<<<<
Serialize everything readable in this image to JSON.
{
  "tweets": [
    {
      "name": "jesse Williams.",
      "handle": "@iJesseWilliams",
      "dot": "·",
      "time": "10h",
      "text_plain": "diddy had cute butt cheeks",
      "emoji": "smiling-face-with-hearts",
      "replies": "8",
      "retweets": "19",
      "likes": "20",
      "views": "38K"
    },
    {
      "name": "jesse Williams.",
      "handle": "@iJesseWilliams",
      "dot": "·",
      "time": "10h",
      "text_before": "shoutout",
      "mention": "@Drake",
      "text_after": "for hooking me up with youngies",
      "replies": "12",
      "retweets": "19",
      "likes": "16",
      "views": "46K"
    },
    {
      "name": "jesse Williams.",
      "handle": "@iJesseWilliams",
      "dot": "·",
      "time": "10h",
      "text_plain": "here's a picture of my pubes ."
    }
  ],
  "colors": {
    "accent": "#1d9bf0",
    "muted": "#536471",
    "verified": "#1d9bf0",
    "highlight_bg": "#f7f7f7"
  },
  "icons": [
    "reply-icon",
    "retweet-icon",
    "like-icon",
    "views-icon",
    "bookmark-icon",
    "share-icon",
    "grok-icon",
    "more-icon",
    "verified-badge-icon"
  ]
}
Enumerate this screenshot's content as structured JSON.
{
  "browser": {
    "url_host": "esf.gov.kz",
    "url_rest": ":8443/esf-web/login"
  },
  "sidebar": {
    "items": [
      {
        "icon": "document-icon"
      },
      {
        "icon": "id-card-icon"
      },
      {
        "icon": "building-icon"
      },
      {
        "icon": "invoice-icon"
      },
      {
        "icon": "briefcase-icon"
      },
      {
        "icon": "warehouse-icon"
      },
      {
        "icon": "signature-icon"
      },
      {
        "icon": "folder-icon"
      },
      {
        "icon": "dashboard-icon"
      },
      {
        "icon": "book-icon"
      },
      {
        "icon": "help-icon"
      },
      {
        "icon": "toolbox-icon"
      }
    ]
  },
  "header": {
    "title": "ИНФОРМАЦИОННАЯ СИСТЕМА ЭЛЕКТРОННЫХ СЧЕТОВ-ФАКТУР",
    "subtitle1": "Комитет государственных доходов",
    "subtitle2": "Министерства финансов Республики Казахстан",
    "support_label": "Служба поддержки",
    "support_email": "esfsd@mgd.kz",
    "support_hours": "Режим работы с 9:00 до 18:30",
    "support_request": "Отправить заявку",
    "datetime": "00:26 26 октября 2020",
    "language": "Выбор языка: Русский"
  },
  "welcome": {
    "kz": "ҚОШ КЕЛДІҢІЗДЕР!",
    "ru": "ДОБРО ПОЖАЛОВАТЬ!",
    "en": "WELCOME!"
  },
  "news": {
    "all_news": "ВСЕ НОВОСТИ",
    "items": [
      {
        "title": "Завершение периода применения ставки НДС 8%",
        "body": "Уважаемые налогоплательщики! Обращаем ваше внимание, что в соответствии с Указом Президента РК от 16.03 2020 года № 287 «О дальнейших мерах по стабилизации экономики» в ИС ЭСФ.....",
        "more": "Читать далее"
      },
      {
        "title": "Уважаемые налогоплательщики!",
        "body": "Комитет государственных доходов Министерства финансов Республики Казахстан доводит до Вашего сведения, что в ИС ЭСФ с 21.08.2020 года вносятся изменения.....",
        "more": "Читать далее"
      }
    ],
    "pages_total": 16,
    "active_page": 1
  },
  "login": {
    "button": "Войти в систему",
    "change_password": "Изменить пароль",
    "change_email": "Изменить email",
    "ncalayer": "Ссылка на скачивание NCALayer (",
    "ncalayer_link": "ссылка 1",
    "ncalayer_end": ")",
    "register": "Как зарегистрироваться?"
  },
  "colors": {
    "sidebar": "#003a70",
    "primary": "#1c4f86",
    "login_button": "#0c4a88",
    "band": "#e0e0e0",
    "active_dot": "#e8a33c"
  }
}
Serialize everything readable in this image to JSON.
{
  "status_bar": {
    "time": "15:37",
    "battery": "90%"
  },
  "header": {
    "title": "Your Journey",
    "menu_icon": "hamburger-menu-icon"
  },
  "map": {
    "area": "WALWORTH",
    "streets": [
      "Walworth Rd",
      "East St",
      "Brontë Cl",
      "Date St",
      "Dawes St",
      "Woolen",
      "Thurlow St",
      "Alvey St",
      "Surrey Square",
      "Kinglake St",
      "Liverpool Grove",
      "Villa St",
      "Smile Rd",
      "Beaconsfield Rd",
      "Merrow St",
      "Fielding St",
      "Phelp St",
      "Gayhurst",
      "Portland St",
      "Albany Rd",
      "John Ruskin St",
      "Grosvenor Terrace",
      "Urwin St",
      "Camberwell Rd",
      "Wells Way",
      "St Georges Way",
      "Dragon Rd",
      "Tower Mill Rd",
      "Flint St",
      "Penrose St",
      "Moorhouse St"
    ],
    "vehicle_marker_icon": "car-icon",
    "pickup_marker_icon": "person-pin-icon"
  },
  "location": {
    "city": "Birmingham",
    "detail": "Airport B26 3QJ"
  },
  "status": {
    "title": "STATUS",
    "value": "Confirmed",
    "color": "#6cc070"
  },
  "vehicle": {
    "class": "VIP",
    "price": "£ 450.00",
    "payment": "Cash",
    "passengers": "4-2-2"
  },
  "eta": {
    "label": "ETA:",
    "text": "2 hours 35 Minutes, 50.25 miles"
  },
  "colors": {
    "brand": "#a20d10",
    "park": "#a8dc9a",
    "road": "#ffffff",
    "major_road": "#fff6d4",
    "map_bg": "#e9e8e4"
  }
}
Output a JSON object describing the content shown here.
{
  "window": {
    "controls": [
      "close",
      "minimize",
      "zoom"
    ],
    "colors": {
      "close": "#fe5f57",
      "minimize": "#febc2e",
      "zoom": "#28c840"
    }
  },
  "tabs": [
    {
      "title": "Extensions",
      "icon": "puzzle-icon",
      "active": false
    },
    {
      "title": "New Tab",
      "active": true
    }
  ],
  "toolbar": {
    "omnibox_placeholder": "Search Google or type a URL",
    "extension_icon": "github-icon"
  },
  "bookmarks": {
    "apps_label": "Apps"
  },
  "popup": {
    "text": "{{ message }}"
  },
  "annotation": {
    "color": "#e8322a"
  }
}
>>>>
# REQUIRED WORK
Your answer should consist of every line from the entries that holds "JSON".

# REPLY
Serialize everything readable in this image to JSON.
Enumerate this screenshot's content as structured JSON.
Serialize everything readable in this image to JSON.
Output a JSON object describing the content shown here.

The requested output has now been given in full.